Items from an interface collection:
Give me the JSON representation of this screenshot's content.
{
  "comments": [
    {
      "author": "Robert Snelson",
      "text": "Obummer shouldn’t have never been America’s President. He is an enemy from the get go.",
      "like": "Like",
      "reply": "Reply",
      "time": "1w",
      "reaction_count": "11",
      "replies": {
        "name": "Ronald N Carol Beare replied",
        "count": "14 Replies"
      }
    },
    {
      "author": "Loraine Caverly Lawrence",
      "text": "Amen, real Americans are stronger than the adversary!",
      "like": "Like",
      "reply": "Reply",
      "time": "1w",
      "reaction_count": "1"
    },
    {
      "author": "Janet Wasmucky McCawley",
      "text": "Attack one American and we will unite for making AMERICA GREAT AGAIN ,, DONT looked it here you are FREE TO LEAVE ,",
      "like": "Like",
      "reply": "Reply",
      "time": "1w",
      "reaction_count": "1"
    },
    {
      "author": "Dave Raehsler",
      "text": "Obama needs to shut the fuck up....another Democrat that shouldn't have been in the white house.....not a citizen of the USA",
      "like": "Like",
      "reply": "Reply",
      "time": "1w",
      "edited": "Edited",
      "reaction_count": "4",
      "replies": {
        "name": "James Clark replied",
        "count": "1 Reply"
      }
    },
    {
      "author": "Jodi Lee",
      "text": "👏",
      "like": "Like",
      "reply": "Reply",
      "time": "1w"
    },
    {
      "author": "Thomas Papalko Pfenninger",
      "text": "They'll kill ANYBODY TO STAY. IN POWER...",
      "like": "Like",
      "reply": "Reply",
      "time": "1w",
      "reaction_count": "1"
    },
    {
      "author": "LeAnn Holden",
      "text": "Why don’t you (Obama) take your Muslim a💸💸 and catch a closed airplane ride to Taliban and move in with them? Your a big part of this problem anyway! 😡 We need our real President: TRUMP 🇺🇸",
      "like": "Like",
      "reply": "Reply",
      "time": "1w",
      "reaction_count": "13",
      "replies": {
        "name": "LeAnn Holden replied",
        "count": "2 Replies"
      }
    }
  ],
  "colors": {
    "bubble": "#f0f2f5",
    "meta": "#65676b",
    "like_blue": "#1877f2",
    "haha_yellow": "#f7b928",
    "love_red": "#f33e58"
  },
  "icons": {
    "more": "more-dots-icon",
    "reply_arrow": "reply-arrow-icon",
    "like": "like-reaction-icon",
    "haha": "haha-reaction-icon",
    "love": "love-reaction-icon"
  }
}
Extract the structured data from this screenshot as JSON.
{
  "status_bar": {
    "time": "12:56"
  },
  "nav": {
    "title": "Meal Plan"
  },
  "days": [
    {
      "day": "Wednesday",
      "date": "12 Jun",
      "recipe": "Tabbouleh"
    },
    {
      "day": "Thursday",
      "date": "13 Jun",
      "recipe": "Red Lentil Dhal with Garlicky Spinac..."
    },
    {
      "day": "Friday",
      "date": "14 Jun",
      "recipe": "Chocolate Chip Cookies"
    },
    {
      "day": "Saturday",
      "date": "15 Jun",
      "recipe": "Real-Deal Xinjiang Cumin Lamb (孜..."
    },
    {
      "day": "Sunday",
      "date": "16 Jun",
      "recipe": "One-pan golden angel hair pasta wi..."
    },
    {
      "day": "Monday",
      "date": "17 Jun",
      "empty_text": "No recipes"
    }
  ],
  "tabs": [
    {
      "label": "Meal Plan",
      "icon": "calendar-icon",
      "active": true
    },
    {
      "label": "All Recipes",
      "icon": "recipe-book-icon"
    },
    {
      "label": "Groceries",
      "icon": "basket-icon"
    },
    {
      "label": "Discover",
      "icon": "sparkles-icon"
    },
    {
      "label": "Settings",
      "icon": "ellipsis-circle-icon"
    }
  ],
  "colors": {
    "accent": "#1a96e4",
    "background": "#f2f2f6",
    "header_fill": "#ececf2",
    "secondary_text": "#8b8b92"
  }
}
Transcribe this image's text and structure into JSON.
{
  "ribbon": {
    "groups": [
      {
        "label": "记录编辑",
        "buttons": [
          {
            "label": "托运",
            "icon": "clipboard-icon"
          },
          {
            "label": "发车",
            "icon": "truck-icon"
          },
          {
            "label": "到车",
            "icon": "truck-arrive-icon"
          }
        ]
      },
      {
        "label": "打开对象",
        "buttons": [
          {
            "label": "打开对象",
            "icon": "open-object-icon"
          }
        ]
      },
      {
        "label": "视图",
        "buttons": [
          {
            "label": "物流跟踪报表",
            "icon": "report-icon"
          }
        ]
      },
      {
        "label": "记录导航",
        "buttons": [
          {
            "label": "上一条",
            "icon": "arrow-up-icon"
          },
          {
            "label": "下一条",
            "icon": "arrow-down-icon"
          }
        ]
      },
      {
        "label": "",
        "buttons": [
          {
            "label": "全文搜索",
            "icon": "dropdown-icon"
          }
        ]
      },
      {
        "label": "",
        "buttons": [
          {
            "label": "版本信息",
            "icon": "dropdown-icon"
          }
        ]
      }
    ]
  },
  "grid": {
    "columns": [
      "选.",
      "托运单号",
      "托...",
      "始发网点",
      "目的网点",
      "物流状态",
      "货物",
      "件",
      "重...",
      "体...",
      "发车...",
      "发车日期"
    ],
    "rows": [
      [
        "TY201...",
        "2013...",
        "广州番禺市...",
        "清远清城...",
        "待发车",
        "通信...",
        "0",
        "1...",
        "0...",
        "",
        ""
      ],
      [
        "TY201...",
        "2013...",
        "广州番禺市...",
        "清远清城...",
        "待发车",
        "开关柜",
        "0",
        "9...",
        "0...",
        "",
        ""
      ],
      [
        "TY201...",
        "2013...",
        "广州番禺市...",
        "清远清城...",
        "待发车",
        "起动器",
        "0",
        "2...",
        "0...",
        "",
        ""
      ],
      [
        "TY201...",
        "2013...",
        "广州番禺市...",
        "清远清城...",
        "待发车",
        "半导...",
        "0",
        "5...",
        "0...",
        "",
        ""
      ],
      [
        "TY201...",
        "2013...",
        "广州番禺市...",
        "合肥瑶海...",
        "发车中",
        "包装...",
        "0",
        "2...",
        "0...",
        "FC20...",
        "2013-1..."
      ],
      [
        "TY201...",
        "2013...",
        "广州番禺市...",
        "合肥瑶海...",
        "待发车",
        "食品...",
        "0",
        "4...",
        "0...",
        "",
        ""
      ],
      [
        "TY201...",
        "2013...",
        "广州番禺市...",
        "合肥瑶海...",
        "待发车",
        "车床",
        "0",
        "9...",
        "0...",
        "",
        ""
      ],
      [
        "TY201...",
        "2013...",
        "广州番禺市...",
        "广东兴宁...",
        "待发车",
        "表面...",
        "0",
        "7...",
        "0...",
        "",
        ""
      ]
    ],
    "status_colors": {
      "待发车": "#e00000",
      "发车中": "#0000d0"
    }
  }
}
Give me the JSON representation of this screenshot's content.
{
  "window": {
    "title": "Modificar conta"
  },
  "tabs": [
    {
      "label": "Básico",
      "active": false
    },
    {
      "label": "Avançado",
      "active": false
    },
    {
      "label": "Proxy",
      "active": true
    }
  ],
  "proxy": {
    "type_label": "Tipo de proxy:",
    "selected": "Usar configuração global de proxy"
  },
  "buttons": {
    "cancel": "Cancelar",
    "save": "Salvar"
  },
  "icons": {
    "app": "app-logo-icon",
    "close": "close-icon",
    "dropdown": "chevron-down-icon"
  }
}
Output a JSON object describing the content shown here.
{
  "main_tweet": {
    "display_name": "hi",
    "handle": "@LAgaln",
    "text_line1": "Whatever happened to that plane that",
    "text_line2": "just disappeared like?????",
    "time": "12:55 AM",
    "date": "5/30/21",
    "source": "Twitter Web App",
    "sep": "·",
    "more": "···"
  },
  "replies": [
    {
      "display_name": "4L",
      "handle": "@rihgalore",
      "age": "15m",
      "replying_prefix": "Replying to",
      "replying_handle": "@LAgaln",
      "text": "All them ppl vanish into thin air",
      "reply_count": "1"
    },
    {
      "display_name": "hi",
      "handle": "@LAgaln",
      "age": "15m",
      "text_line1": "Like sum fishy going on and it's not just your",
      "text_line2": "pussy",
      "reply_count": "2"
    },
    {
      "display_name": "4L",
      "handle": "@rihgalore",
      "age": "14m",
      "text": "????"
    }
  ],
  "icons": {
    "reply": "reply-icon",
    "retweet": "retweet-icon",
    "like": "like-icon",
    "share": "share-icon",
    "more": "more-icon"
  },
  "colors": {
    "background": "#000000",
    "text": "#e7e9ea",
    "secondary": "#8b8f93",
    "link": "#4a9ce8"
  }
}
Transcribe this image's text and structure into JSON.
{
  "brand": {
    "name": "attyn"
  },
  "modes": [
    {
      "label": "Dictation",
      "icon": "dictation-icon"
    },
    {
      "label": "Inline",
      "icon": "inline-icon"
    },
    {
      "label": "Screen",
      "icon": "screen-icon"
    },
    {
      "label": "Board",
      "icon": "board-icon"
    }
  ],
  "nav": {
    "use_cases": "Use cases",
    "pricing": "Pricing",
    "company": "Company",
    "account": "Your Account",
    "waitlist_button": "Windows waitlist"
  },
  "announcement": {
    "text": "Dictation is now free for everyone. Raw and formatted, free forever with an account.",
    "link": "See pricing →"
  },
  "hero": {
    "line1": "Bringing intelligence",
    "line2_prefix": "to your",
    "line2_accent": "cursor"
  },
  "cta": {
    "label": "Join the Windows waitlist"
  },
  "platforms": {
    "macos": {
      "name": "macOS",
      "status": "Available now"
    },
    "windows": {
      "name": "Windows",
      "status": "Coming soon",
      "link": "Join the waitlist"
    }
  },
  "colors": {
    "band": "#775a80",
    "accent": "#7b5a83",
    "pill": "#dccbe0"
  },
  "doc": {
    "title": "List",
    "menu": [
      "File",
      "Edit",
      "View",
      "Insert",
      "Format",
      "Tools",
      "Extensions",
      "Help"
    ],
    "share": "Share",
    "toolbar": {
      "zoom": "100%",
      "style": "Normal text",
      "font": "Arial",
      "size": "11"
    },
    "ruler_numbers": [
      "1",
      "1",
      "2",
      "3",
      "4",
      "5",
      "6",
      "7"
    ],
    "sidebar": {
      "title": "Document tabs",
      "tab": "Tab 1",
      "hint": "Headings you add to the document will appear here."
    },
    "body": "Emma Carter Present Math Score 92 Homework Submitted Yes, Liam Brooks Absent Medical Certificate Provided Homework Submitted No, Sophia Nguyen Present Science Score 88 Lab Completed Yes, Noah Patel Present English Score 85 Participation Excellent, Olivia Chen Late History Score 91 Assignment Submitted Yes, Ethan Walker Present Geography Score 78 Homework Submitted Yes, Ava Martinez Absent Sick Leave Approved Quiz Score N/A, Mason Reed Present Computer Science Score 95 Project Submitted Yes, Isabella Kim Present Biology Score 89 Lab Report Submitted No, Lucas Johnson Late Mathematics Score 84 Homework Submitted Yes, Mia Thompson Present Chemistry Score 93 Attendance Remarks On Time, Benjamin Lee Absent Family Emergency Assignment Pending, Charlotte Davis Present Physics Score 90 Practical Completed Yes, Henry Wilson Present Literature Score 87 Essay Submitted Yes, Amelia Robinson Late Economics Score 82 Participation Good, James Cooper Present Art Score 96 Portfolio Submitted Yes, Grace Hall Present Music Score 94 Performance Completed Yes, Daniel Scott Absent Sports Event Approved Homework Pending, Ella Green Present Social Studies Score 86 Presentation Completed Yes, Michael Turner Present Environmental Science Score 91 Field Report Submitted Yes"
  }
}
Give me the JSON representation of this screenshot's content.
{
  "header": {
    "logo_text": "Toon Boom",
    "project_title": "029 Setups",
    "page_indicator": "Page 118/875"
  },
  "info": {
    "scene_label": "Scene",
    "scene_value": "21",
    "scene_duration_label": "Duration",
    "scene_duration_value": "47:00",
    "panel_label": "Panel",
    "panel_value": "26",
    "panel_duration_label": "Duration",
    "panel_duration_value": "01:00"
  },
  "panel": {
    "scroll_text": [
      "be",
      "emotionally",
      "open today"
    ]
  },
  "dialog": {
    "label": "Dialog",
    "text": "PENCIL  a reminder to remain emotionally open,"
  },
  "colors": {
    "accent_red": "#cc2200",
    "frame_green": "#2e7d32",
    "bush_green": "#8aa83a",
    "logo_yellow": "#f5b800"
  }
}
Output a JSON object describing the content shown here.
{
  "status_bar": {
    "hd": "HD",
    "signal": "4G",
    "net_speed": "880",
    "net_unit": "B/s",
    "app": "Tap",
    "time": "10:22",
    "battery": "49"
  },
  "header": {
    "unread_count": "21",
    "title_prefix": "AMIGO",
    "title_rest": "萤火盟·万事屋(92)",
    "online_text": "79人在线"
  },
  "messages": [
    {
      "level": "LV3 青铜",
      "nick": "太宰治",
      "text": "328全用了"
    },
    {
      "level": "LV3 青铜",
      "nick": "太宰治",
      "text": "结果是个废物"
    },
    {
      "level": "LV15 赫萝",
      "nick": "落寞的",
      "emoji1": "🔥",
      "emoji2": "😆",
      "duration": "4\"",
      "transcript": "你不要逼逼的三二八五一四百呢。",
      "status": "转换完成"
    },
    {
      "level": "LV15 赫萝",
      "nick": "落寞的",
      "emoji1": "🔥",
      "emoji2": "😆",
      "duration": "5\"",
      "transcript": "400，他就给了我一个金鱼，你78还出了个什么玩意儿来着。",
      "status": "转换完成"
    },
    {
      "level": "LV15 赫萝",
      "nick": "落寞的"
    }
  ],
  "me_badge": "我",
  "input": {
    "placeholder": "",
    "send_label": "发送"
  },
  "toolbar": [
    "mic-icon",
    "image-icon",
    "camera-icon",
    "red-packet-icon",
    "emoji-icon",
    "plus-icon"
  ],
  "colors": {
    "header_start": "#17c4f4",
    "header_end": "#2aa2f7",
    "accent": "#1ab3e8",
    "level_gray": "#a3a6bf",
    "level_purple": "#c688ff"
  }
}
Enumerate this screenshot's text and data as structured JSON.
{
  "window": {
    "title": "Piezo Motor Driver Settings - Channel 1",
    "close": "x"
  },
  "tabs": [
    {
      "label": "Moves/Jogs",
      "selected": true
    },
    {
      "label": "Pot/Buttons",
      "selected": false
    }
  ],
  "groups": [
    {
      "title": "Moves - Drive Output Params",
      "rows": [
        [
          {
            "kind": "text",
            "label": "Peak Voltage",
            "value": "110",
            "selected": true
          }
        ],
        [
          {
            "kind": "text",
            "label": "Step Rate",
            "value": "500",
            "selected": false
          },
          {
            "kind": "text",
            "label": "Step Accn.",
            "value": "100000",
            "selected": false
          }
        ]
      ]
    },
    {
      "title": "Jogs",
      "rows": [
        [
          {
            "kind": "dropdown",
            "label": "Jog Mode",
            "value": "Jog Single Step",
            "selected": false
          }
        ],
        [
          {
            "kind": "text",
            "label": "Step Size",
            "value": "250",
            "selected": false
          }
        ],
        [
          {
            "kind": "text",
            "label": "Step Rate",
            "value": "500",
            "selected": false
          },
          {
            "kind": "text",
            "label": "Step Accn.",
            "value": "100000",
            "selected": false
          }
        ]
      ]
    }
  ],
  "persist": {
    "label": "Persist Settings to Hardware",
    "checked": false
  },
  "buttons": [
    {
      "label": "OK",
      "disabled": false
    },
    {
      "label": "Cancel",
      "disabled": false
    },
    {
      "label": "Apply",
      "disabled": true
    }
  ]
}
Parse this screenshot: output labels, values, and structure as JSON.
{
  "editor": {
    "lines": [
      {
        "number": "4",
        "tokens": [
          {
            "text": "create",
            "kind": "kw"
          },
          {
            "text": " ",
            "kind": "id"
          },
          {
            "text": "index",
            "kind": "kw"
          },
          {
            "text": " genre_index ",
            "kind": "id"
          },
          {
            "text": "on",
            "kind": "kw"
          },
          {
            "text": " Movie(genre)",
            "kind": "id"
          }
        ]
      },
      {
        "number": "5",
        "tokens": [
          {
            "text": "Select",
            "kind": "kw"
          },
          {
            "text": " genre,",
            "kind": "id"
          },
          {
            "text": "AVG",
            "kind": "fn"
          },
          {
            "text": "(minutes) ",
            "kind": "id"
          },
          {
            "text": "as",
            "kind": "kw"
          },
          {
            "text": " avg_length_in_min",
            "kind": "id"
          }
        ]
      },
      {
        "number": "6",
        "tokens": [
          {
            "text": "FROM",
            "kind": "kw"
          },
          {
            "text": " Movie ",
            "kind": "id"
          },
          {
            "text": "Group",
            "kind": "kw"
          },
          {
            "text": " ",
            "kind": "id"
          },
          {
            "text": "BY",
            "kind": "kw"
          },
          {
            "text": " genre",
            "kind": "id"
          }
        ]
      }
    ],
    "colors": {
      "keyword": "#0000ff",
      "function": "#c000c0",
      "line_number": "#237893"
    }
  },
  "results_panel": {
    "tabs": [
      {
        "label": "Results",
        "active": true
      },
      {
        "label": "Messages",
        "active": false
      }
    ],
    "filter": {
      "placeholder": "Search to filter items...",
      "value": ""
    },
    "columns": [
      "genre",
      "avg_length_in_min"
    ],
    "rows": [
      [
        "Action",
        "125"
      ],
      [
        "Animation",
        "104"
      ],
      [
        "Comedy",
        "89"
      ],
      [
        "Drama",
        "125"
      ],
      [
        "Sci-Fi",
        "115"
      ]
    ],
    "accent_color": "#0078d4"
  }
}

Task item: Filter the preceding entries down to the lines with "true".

Result below:
      "active": true
      "active": true
      "selected": true
            "selected": true
      "disabled": true
        "active": true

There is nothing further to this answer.